By: Ed Keller and Brad Fay, co-authors of The Face-to-Face Book (Free Press: 2012)
Lots of employers prefer that their workers keep chatter to a minimum and focus on their work. But it turns out that your employees’ conversations could be critical to the success of your business -- at least those conversations that occur as part of the customer service process.
In our newly published book, The Face-to-Face Book: Why Real Relationships Rule in a Digital Marketplace (Free Press: 2012), we report that American consumers hear about brands through word of mouth conversations about 15 billion times per week -- that’s billion, with a “b.” Fully 5% of these, or about 750 million per week, happen in a store of some kind.
These in-store brand conversations may occur between fellow customers, or between customers and store employees, or both. We also know that half of all brand conversations result in an intent to purchase -- and for in-store word of mouth, it’s even higher: 57%.
Together, these statistics suggest that in-store conversations can be quite an effective tool for driving customer engagement, interest, and purchase. It’s worth encouraging your employees to strike up conversations with your customers, and also worth creating an environment that actively fosters conversation of all kinds.
Two companies that have done this very well are Apple and Zappos.
The Apple Customer Service Experience
Apple Stores, well-known for the great customer service, are perhaps the most “social” retail environments in the country, and it’s no accident. In fact, Steve Jobs’ biographer Walter Isaacson recounts in his 2011 bestseller that as far back as 2000 Jobs realized that for Apple to be successful, it needed to have a way to communicate directly with customers, and the best (and really only) way to do that was within retail stores.
While the strategy was initially derided by many, today it has proven to be the most successful retail operation in the country. Apple Stores directly account for 15% of Apple’s revenues.
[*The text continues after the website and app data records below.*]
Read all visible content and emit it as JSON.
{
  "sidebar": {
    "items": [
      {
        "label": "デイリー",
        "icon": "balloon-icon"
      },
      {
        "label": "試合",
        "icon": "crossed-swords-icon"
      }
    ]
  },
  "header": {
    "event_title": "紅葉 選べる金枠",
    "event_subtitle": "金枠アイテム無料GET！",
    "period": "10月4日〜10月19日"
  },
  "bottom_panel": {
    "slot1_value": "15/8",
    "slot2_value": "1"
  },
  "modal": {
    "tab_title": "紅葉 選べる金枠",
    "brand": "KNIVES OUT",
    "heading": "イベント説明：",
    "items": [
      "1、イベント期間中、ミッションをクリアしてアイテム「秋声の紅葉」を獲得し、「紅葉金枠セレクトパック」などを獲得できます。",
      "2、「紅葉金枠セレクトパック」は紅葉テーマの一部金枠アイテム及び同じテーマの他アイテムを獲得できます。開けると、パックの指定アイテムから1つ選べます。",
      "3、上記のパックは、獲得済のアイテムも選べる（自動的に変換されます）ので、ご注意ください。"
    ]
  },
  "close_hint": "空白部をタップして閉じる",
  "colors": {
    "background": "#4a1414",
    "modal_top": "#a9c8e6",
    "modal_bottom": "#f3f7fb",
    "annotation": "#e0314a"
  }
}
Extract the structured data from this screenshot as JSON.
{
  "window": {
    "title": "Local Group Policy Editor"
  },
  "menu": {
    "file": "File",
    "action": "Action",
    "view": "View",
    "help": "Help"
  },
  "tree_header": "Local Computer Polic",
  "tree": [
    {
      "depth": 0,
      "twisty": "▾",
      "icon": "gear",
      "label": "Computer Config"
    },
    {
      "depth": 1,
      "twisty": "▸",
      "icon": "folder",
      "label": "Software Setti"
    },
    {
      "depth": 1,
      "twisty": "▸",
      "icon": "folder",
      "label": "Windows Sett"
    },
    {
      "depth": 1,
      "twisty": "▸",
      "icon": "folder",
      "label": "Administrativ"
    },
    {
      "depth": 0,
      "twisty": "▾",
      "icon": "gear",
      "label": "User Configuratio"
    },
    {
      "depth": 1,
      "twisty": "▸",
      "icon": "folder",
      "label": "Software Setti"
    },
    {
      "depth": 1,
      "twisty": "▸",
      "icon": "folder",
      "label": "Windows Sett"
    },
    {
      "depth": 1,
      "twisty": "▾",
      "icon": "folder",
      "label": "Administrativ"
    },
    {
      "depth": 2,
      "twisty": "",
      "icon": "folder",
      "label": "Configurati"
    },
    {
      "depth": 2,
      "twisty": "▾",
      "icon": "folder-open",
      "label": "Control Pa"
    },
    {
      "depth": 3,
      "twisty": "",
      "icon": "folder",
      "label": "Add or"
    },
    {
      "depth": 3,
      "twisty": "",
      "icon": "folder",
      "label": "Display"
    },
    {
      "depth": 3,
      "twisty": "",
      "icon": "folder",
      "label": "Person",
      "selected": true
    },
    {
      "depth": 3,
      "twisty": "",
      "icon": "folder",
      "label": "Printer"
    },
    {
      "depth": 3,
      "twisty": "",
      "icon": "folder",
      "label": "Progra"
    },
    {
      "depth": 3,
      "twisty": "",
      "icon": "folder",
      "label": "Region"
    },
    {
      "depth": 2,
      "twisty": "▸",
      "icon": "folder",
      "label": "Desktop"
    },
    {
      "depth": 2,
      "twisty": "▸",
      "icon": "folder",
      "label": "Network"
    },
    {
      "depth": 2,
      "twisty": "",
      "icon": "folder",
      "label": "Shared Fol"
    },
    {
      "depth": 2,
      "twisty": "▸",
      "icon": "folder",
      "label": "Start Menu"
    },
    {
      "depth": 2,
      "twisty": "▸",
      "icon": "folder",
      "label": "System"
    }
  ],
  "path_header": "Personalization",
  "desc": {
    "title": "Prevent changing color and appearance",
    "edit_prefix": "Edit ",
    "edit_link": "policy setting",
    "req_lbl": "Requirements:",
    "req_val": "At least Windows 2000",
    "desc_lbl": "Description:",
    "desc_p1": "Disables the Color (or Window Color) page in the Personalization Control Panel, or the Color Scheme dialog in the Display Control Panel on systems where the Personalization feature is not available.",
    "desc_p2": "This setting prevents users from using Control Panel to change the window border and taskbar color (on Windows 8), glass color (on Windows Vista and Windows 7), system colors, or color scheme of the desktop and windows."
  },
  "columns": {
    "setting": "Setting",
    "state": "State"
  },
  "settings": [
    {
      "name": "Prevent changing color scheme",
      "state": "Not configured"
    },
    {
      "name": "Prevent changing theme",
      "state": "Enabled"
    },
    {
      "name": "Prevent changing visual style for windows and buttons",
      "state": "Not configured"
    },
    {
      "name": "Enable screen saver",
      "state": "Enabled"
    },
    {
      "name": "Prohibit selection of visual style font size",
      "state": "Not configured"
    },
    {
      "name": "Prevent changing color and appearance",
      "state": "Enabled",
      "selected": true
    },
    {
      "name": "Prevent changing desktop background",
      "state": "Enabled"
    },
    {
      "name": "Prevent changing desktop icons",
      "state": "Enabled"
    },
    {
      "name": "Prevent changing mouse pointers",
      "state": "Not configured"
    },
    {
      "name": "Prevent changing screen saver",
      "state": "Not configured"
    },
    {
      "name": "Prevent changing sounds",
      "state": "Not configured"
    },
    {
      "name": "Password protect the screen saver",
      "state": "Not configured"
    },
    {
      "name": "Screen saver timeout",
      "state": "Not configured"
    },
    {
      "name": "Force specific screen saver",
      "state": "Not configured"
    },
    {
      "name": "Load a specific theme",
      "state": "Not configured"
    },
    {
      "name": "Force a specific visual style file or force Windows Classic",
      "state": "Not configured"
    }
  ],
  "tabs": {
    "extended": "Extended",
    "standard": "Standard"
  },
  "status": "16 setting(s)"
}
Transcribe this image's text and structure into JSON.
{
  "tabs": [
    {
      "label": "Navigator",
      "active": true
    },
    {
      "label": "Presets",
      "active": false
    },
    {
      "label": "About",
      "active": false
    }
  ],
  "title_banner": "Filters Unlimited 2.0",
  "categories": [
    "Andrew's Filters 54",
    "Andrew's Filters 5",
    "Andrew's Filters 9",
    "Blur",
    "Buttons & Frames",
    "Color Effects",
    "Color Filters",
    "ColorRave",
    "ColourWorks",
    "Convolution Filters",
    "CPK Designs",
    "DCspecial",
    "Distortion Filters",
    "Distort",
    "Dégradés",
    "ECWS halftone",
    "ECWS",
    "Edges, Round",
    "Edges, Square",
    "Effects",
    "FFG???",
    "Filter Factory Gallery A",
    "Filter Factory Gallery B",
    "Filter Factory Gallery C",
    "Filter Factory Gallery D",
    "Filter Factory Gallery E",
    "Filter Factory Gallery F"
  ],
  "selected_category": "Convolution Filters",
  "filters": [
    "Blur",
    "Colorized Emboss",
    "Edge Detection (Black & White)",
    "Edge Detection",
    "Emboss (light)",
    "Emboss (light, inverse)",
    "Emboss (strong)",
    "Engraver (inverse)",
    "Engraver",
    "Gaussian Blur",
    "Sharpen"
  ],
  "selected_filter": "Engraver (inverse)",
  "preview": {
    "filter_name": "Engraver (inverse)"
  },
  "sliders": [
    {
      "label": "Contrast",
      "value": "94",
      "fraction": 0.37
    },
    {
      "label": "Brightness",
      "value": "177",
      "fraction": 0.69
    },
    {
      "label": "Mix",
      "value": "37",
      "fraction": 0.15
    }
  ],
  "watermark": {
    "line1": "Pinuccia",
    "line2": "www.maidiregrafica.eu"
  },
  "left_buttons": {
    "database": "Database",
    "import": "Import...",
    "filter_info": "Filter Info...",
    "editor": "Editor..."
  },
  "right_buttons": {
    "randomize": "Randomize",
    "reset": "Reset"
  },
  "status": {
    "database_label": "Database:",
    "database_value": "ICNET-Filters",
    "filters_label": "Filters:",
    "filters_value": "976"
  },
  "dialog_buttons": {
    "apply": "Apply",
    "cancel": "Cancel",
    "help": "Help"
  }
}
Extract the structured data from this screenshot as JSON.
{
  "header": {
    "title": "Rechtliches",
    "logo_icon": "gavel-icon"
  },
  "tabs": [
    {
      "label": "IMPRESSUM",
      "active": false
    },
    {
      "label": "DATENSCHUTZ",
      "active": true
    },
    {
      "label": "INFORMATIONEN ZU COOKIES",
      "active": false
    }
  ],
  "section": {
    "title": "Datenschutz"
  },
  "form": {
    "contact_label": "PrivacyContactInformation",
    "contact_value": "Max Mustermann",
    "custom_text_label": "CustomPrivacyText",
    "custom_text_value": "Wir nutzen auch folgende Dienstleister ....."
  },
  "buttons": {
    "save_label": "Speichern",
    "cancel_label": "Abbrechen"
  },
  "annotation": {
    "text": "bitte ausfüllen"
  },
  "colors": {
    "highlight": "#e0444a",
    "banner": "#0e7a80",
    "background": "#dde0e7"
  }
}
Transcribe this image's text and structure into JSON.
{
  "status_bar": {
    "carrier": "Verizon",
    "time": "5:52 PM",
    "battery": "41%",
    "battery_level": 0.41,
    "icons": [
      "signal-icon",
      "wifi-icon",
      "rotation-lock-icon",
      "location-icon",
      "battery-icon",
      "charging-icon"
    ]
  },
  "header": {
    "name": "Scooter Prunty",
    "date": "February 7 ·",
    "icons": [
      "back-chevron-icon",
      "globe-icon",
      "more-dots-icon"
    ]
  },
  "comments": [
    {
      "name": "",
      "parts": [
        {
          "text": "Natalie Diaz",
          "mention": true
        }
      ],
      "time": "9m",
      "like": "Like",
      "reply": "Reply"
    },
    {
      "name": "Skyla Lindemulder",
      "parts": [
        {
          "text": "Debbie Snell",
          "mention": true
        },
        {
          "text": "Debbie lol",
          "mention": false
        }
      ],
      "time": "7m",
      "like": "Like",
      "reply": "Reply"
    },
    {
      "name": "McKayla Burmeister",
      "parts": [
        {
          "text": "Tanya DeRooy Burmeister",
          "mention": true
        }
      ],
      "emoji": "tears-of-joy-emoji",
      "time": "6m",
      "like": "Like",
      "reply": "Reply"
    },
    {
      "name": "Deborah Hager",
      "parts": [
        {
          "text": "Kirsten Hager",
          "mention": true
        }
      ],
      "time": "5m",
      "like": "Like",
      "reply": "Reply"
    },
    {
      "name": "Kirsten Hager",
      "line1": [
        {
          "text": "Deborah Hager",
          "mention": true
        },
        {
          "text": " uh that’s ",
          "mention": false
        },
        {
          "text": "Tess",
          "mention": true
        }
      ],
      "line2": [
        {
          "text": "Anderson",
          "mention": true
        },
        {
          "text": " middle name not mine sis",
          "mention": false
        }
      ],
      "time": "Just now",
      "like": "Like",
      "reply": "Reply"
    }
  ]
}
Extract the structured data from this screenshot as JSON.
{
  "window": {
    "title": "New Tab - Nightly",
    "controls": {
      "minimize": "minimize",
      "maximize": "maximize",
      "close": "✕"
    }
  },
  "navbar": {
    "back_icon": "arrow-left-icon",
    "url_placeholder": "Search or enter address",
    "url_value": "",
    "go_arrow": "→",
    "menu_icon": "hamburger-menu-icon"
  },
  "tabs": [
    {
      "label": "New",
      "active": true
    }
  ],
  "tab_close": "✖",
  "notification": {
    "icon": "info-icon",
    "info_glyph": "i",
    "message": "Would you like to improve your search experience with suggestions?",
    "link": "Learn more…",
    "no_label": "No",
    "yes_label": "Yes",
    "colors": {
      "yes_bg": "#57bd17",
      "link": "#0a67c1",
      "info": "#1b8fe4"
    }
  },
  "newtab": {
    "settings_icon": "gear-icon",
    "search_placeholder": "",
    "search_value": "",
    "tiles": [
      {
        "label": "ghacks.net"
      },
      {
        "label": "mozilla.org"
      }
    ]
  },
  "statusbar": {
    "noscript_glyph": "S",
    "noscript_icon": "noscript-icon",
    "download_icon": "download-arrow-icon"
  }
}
Perhaps even more importantly, according to Isaacson, “by creating buzz and brand awareness they indirectly helped boost everything the company did.”
How does Apple do this? Most locations feature products that are prominently displayed on tables throughout the store. People can walk around the tables and try out the products, which also causes them to be looking in the direction of people opposite them, rather than staring by themselves at endless, tall racks of products.
The interaction with products also provides triggers for conversation, as in: “how did you do that?” or “wow, that’s cool!” Conversations occur between customers, as well as between customers and employees, who are omnipresent in Apple Stores, and clearly recruited as customer service representatives based on personality as well as knowledge.
In our view, it’s no accident that Apple brands earn more word of mouth, collectively, than the brands of any other company -- in the US, United Kingdom, and Australia, according to our research. While there are many reasons why Apple brands are “talkable,” the stores, and the Apple approach to customer service, clearly have become part of the reason why.
The Zappos Company
Zappos, the popular direct seller of shoes and other products, doesn’t have actual store locations, but they have a large number of call center representatives who talk directly with customers.
While most companies view their call centers as “costs” to be minimized and there is a heavy focus on productivity, Zappos sees their call as a critical point of contact with their customers; they actually manage for longer calls, not shorter ones.
The reason: They want their customer service to build a strong personal rapport between customers and employees that will help to generate loyalty.
Interestingly, although the Zappos CEO, Tony Hsieh, has a huge following on Twitter, he eschews online social media as a “social” channel. He actually collects $1 any time one of his executives use the term “social media” in his presence, because he’s not interested in having an online social media strategy for the company.
What he wants is to encourage meaningful personal, emotional connections between his employees and customers; he believes that’s the key to driving sales and customer loyalty.
“In a perfect world,” says Hsieh, “every time someone places an order, a Zappos employee would get in their car, drive to the house, and thank the customer for the order.” That’s not practical, but Hsieh considers the phone to be a very underutilized resource for most companies.
The phone allows for a personal rapport to be built between the company’s customer service associate and the customer. The emotional bond that can be built both builds a foundation of loyalty and becomes something that is highly viral, as customers share their shopping experiences with friends and family.
Consumer decisions are conversations today. Companies who recruit employees who are good conversationalists -- and who encourage face-to-face and voice-to-voice communication with customers and prospects -- will find it pays tremendous dividends and leads to business success.
Ed Keller, co-author of The Face-to-Face Book, (Free Press, 2012) is CEO of the Keller Fay Group, an award-winning word of mouth research and consulting firm. Keller has been called "one of the most recognized names in word of mouth" and the publication of his 2003 book, The Influentials, has been called the "seminal moment in the development of word of mouth."
Brad Fay, co-author of The Face-to-Face Book, (Simon and Schuster, 2012) is the chief operating officer of the Keller Fay Group. Brad won the Grand Innovation Award of the Advertising Research Foundation for the development of Keller Fay’s TalkTrack®, a continuous measurement system for all consumer conversations about brands and companies, both offline and online.